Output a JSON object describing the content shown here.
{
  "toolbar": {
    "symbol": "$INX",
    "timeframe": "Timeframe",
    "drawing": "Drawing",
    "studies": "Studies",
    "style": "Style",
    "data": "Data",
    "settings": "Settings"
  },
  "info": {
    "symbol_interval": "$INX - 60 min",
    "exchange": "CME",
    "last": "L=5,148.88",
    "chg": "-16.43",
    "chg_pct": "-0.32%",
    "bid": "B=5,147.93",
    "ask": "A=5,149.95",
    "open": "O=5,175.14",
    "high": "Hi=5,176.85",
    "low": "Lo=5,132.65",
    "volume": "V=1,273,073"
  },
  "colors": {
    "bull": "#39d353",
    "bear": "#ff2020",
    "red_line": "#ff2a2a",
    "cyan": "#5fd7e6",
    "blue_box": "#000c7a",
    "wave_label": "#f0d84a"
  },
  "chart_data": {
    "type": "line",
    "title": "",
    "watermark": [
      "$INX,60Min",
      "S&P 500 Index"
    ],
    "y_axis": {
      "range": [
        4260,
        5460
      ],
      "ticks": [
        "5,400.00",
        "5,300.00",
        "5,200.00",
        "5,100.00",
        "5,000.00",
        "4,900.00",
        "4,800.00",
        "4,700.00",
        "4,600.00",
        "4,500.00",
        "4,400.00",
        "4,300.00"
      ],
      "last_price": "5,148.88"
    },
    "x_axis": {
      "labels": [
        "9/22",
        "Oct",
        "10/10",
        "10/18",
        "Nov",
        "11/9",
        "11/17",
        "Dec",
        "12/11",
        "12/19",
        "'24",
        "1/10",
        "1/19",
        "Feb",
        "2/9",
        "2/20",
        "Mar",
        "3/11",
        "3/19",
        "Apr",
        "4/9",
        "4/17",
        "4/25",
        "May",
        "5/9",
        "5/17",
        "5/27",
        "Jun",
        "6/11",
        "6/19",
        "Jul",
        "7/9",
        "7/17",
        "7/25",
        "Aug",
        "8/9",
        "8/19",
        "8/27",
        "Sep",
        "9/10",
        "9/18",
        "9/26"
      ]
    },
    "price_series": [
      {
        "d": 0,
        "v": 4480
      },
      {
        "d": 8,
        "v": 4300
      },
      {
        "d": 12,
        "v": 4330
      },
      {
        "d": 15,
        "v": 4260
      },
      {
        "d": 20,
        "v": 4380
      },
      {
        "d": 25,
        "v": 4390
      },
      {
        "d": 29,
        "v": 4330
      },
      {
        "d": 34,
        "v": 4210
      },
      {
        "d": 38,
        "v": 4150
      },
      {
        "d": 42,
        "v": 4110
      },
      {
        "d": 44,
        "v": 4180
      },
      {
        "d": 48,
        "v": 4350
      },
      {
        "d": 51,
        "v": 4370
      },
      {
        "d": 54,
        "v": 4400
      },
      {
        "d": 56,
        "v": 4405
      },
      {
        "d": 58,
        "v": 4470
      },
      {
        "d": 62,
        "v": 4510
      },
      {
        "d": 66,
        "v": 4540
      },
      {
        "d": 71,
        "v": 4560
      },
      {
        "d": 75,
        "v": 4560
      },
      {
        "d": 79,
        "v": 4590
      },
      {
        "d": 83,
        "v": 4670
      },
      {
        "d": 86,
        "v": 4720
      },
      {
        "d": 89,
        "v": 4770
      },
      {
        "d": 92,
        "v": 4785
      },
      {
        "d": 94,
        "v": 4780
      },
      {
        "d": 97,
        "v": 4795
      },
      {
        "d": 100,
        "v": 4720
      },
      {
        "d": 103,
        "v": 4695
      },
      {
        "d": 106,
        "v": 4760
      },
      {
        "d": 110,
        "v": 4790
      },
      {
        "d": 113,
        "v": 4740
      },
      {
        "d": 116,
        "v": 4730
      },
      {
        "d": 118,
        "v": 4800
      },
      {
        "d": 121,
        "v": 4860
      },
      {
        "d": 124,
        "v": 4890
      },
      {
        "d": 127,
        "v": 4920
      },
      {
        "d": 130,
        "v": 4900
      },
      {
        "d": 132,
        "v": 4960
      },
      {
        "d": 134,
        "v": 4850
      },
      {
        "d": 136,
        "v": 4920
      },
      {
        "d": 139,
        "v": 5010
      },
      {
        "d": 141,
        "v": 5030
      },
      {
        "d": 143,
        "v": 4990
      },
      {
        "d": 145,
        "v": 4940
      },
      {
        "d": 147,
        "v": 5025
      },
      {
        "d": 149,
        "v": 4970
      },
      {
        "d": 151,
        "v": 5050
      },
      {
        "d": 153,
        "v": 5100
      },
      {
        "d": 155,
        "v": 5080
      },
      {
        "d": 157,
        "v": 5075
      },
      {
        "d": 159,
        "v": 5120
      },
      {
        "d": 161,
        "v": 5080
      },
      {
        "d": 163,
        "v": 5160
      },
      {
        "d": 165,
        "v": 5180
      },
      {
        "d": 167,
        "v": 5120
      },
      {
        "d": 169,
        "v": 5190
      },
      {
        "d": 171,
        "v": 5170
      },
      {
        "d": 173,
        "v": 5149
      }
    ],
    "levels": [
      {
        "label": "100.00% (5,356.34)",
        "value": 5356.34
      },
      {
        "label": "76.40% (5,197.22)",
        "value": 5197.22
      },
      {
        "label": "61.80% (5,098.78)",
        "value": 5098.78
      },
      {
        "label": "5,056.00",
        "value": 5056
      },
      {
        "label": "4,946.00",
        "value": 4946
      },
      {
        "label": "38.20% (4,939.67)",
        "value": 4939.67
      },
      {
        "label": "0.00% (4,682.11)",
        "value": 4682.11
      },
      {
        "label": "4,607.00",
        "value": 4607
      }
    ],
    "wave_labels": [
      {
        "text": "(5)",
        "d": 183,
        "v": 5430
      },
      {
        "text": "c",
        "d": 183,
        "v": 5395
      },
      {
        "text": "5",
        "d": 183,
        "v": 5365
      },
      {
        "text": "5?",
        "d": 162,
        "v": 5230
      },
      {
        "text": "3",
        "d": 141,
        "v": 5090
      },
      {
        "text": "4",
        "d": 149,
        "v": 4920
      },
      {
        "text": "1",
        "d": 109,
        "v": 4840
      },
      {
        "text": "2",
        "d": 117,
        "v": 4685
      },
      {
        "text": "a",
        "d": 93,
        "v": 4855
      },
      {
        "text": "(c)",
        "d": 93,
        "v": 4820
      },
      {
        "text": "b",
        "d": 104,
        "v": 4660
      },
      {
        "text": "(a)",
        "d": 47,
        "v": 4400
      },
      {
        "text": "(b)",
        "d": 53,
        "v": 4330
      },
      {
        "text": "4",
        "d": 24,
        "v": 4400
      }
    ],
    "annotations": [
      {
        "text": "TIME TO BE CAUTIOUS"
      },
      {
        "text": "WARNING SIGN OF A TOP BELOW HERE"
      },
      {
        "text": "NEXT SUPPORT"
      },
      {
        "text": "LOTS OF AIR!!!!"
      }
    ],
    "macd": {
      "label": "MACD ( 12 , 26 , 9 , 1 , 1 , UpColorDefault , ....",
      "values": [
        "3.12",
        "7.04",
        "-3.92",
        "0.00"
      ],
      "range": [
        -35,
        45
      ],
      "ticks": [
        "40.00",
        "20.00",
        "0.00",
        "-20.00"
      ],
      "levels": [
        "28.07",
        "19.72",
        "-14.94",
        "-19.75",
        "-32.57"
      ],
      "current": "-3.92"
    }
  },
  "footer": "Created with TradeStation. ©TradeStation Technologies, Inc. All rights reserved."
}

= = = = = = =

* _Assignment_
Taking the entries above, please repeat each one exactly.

* _Answer to this exercise_
Output a JSON object describing the content shown here.
{
  "toolbar": {
    "symbol": "$INX",
    "timeframe": "Timeframe",
    "drawing": "Drawing",
    "studies": "Studies",
    "style": "Style",
    "data": "Data",
    "settings": "Settings"
  },
  "info": {
    "symbol_interval": "$INX - 60 min",
    "exchange": "CME",
    "last": "L=5,148.88",
    "chg": "-16.43",
    "chg_pct": "-0.32%",
    "bid": "B=5,147.93",
    "ask": "A=5,149.95",
    "open": "O=5,175.14",
    "high": "Hi=5,176.85",
    "low": "Lo=5,132.65",
    "volume": "V=1,273,073"
  },
  "colors": {
    "bull": "#39d353",
    "bear": "#ff2020",
    "red_line": "#ff2a2a",
    "cyan": "#5fd7e6",
    "blue_box": "#000c7a",
    "wave_label": "#f0d84a"
  },
  "chart_data": {
    "type": "line",
    "title": "",
    "watermark": [
      "$INX,60Min",
      "S&P 500 Index"
    ],
    "y_axis": {
      "range": [
        4260,
        5460
      ],
      "ticks": [
        "5,400.00",
        "5,300.00",
        "5,200.00",
        "5,100.00",
        "5,000.00",
        "4,900.00",
        "4,800.00",
        "4,700.00",
        "4,600.00",
        "4,500.00",
        "4,400.00",
        "4,300.00"
      ],
      "last_price": "5,148.88"
    },
    "x_axis": {
      "labels": [
        "9/22",
        "Oct",
        "10/10",
        "10/18",
        "Nov",
        "11/9",
        "11/17",
        "Dec",
        "12/11",
        "12/19",
        "'24",
        "1/10",
        "1/19",
        "Feb",
        "2/9",
        "2/20",
        "Mar",
        "3/11",
        "3/19",
        "Apr",
        "4/9",
        "4/17",
        "4/25",
        "May",
        "5/9",
        "5/17",
        "5/27",
        "Jun",
        "6/11",
        "6/19",
        "Jul",
        "7/9",
        "7/17",
        "7/25",
        "Aug",
        "8/9",
        "8/19",
        "8/27",
        "Sep",
        "9/10",
        "9/18",
        "9/26"
      ]
    },
    "price_series": [
      {
        "d": 0,
        "v": 4480
      },
      {
        "d": 8,
        "v": 4300
      },
      {
        "d": 12,
        "v": 4330
      },
      {
        "d": 15,
        "v": 4260
      },
      {
        "d": 20,
        "v": 4380
      },
      {
        "d": 25,
        "v": 4390
      },
      {
        "d": 29,
        "v": 4330
      },
      {
        "d": 34,
        "v": 4210
      },
      {
        "d": 38,
        "v": 4150
      },
      {
        "d": 42,
        "v": 4110
      },
      {
        "d": 44,
        "v": 4180
      },
      {
        "d": 48,
        "v": 4350
      },
      {
        "d": 51,
        "v": 4370
      },
      {
        "d": 54,
        "v": 4400
      },
      {
        "d": 56,
        "v": 4405
      },
      {
        "d": 58,
        "v": 4470
      },
      {
        "d": 62,
        "v": 4510
      },
      {
        "d": 66,
        "v": 4540
      },
      {
        "d": 71,
        "v": 4560
      },
      {
        "d": 75,
        "v": 4560
      },
      {
        "d": 79,
        "v": 4590
      },
      {
        "d": 83,
        "v": 4670
      },
      {
        "d": 86,
        "v": 4720
      },
      {
        "d": 89,
        "v": 4770
      },
      {
        "d": 92,
        "v": 4785
      },
      {
        "d": 94,
        "v": 4780
      },
      {
        "d": 97,
        "v": 4795
      },
      {
        "d": 100,
        "v": 4720
      },
      {
        "d": 103,
        "v": 4695
      },
      {
        "d": 106,
        "v": 4760
      },
      {
        "d": 110,
        "v": 4790
      },
      {
        "d": 113,
        "v": 4740
      },
      {
        "d": 116,
        "v": 4730
      },
      {
        "d": 118,
        "v": 4800
      },
      {
        "d": 121,
        "v": 4860
      },
      {
        "d": 124,
        "v": 4890
      },
      {
        "d": 127,
        "v": 4920
      },
      {
        "d": 130,
        "v": 4900
      },
      {
        "d": 132,
        "v": 4960
      },
      {
        "d": 134,
        "v": 4850
      },
      {
        "d": 136,
        "v": 4920
      },
      {
        "d": 139,
        "v": 5010
      },
      {
        "d": 141,
        "v": 5030
      },
      {
        "d": 143,
        "v": 4990
      },
      {
        "d": 145,
        "v": 4940
      },
      {
        "d": 147,
        "v": 5025
      },
      {
        "d": 149,
        "v": 4970
      },
      {
        "d": 151,
        "v": 5050
      },
      {
        "d": 153,
        "v": 5100
      },
      {
        "d": 155,
        "v": 5080
      },
      {
        "d": 157,
        "v": 5075
      },
      {
        "d": 159,
        "v": 5120
      },
      {
        "d": 161,
        "v": 5080
      },
      {
        "d": 163,
        "v": 5160
      },
      {
        "d": 165,
        "v": 5180
      },
      {
        "d": 167,
        "v": 5120
      },
      {
        "d": 169,
        "v": 5190
      },
      {
        "d": 171,
        "v": 5170
      },
      {
        "d": 173,
        "v": 5149
      }
    ],
    "levels": [
      {
        "label": "100.00% (5,356.34)",
        "value": 5356.34
      },
      {
        "label": "76.40% (5,197.22)",
        "value": 5197.22
      },
      {
        "label": "61.80% (5,098.78)",
        "value": 5098.78
      },
      {
        "label": "5,056.00",
        "value": 5056
      },
      {
        "label": "4,946.00",
        "value": 4946
      },
      {
        "label": "38.20% (4,939.67)",
        "value": 4939.67
      },
      {
        "label": "0.00% (4,682.11)",
        "value": 4682.11
      },
      {
        "label": "4,607.00",
        "value": 4607
      }
    ],
    "wave_labels": [
      {
        "text": "(5)",
        "d": 183,
        "v": 5430
      },
      {
        "text": "c",
        "d": 183,
        "v": 5395
      },
      {
        "text": "5",
        "d": 183,
        "v": 5365
      },
      {
        "text": "5?",
        "d": 162,
        "v": 5230
      },
      {
        "text": "3",
        "d": 141,
        "v": 5090
      },
      {
        "text": "4",
        "d": 149,
        "v": 4920
      },
      {
        "text": "1",
        "d": 109,
        "v": 4840
      },
      {
        "text": "2",
        "d": 117,
        "v": 4685
      },
      {
        "text": "a",
        "d": 93,
        "v": 4855
      },
      {
        "text": "(c)",
        "d": 93,
        "v": 4820
      },
      {
        "text": "b",
        "d": 104,
        "v": 4660
      },
      {
        "text": "(a)",
        "d": 47,
        "v": 4400
      },
      {
        "text": "(b)",
        "d": 53,
        "v": 4330
      },
      {
        "text": "4",
        "d": 24,
        "v": 4400
      }
    ],
    "annotations": [
      {
        "text": "TIME TO BE CAUTIOUS"
      },
      {
        "text": "WARNING SIGN OF A TOP BELOW HERE"
      },
      {
        "text": "NEXT SUPPORT"
      },
      {
        "text": "LOTS OF AIR!!!!"
      }
    ],
    "macd": {
      "label": "MACD ( 12 , 26 , 9 , 1 , 1 , UpColorDefault , ....",
      "values": [
        "3.12",
        "7.04",
        "-3.92",
        "0.00"
      ],
      "range": [
        -35,
        45
      ],
      "ticks": [
        "40.00",
        "20.00",
        "0.00",
        "-20.00"
      ],
      "levels": [
        "28.07",
        "19.72",
        "-14.94",
        "-19.75",
        "-32.57"
      ],
      "current": "-3.92"
    }
  },
  "footer": "Created with TradeStation. ©TradeStation Technologies, Inc. All rights reserved."
}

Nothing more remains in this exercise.